If Providence does not intercede against my plans, on Saturday I’ll head west on Interstate 40 to California. I don’t know how long I’ll be there. I don’t know where I’ll go next. My summer is free.

Regardless, I’m excited.

Now, I often call California “Commifornia.” California deserves this. The most psychotic Marxist liberals live there. The political class is insane. They’ve destroyed the state. The cost of living, taxes, traffic, congestion, pollution, homelessness and millions of laws are driving millions of people away – by design I say. Whereas it may have been a paradise once, it is now paradise lost.

The Yosemite Valley – or Merced River Canyon – from the Tunnel View. This was taken with an old Samsung. All photos here are from that same Samsung.

Well, not entirely. The land is still stunning. Frankly, I consider its land the most beautiful on earth. And what draws me near now is the land of the band of killers.

You know what I’m talking about, right? The land of the “yo-che-ma-te,” or its anglicized version known as Yosemite. See, Miwok Indians have been living around the land that became the national park since time immemorial. The particular band of Miwoks around there were called Ahwahneechee. As National Geographic says:

Out of fear and respect, other tribes called them the yo-che-ma-te – a phrase that’s been translated as “grizzly bear,” “band of killers,” or “some among them are killers” – and a word that would eventually be applied to the entire valley and the surrounding park.”

To those who know nothing about Yosemite, it’s a federal park on the western slopes of the Sierra Nevada mountains that covers about 1200 square miles. The park borders, essentially, protect the sources of two rivers called the Merced and the Tuolome, which start west of the Sierra’s divide, and run west until, more or less, the rivers flow out of the mountains, and into California’s Central Valley (where all water coming off the Sierras – from not just these two rivers – is gobbled up in one of the most agriculturally productive places on planet earth).

Yosemite’s epicenter of tourism is “Yosemite Valley.” That’s where all the main buildings like visitor centers, hotels, and big campsites are. However, to me, this valley is really a canyon whose walls rise above the Merced River, whose source is the high-country’s melting snow (which can accumulate up 50-feet deep in the highest Sierra elevations). That water then falls…

The Nevada Falls on the Merced River.

When you stand at the bottom of the Yosemite Valley, and look up, you see glacier-polished granite walls rising thousands of feet above the green valley in shapes and forms that compel the eye to glide gracefully along contours that create the perception of enormous space. Pines, fir and spruce grow along the river and speckle canyon walls all the way up into the highest mountain country where snow lasts into summer. Add to this a golden sun and waterfalls that roar to life in May and June as temperatures in the high Sierras finally stay warm enough to melt that snowpack, and Yosemite glows with a vibrancy that makes you question whether you are witnessing a dream or reality.

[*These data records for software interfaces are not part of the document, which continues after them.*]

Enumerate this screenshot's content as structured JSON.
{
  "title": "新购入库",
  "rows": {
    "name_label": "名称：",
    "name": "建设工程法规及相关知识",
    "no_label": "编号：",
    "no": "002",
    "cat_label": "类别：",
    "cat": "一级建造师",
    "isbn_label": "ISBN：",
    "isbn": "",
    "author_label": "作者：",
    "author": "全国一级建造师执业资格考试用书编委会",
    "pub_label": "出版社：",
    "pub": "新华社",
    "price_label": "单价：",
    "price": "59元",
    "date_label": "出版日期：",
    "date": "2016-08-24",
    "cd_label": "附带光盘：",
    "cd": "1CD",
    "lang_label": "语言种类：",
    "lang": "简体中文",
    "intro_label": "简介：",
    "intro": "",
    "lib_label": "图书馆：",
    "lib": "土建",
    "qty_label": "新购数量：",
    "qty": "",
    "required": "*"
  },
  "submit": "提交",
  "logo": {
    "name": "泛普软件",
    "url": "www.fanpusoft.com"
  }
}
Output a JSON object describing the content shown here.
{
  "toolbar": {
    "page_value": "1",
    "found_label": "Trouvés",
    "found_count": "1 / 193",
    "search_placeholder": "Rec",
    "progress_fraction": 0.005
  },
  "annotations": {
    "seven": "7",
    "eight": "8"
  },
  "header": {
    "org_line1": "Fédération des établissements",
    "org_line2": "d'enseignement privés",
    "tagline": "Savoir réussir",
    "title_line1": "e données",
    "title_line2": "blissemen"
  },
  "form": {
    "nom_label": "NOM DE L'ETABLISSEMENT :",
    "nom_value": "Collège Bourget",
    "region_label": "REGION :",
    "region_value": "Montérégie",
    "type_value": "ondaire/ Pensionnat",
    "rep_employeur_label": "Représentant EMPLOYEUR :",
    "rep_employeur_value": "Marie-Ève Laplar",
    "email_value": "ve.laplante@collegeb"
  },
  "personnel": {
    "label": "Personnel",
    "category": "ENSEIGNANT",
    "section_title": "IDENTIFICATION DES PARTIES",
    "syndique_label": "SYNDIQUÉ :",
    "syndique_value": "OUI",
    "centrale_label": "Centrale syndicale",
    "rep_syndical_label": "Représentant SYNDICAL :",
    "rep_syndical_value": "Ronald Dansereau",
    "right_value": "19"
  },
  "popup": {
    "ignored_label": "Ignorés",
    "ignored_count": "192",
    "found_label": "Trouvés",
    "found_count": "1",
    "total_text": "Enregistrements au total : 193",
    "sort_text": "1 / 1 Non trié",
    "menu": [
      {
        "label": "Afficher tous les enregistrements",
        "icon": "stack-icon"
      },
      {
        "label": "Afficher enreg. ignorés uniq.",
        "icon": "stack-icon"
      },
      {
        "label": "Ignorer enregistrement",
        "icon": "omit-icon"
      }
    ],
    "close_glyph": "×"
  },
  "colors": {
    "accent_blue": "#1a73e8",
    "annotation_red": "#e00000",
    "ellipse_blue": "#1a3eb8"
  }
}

It is not hyperbole to say it’s one of the most beautiful places on earth. In my humble opinion, Yosemite is tied with Grand Canyon as the most awesome spectacle in the Lower 48. I’ve only been there once, but, it made such an impression upon me that I don’t think months upon months is enough time there. Looking down upon Nevada Falls’ mist refract light into a rainbow amid pines along the Merced created the effect of what I could only call a fire rainbow. Then looking up to the midday glow of that polished granite rise above that misty fire made clear why John Muir called the Sierras the “Range of Light.” I recall this moment in of June 2019 as one of the happiest moments in life. It makes me burn to return.

That fire rainbow

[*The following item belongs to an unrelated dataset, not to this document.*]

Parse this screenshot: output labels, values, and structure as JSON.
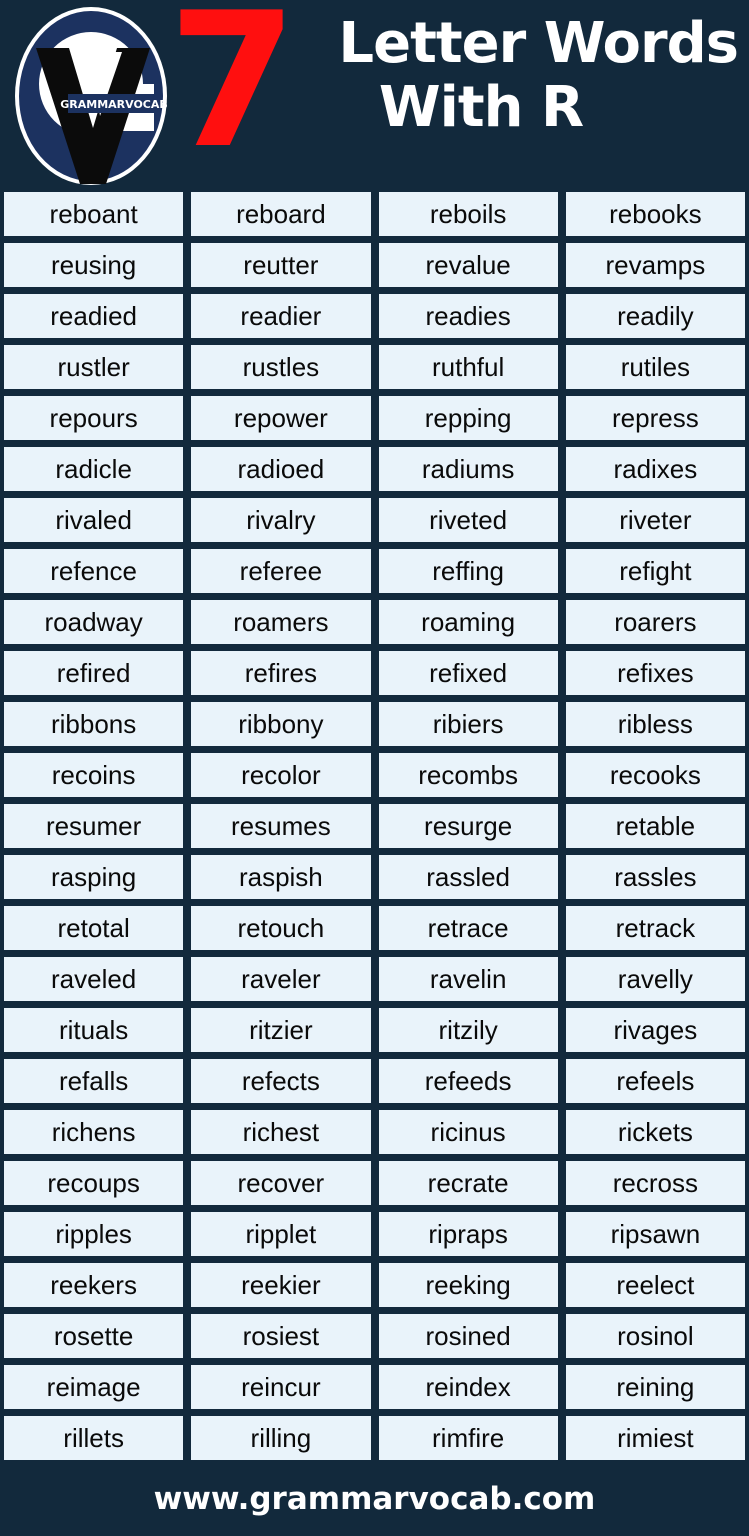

It’s just such a shame that Yosemite’s in California. It’s a shame that all of California’s beauties are in Commifornia. I just hope God saves it all in spite of all what the liberals are doing to destroy that state.

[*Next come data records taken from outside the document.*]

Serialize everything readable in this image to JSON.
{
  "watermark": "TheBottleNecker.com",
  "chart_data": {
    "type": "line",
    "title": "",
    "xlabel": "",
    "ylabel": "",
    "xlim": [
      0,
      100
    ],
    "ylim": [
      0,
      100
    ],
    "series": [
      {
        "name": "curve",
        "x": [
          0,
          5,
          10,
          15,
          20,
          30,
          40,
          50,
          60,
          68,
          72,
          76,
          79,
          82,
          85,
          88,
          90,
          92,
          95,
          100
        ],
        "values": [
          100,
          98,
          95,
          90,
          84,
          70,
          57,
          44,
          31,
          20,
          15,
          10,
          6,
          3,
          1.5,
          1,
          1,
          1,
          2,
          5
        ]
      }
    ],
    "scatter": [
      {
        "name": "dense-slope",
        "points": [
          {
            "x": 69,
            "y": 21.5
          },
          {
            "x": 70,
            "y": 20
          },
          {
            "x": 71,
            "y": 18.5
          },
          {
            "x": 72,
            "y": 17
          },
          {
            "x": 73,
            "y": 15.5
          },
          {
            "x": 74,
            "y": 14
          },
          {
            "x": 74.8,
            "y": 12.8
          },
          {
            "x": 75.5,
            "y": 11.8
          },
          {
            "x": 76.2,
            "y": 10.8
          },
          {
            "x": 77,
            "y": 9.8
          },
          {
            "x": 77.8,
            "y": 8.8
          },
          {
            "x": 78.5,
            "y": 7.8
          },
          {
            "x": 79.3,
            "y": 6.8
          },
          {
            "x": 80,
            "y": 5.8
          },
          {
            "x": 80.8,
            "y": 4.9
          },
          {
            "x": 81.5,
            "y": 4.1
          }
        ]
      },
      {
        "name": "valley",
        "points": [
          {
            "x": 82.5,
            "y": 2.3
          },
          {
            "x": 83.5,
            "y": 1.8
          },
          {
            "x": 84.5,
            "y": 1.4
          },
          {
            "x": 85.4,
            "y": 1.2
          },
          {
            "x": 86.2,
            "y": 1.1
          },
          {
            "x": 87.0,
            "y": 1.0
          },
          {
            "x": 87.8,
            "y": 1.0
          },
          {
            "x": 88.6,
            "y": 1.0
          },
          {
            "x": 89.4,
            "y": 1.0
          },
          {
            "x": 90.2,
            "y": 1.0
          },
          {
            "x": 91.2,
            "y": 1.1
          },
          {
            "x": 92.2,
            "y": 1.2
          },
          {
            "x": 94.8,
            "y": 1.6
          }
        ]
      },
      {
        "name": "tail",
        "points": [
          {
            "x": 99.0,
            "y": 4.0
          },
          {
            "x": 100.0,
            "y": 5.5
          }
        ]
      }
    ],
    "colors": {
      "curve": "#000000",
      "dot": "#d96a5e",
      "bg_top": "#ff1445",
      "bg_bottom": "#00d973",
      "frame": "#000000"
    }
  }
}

Gas is the mid-$5 range outside the park. However, my 45 mpg Yaris won’t hurt my wallet too much. Neither will the campsite I procured for $30 a night (though the hotels outside the park are about $300 a night). Ultimately, I know how to travel frugally, and maybe I’ll travel for months straight. But I dunno.

I know this, after Yosemite, I want to make it down to Kings Canyon national park, which is adjacent to Sequoia national park. Kings Canyon is a giant canyon south of Yosemite whose walls rise higher than the Grand Canyon’s. Sequoia national park preserves the largest of all the giant sequoia trees in California. I’ll hit there too.

After that, again, I dunno. All I know is that Yosemite is my number one target, and I can’t believe I’m leaving tomorrow…

May God protect.

A view of the Yosemite Valley from up high on Glacier Point… taken with my crappy Samsung.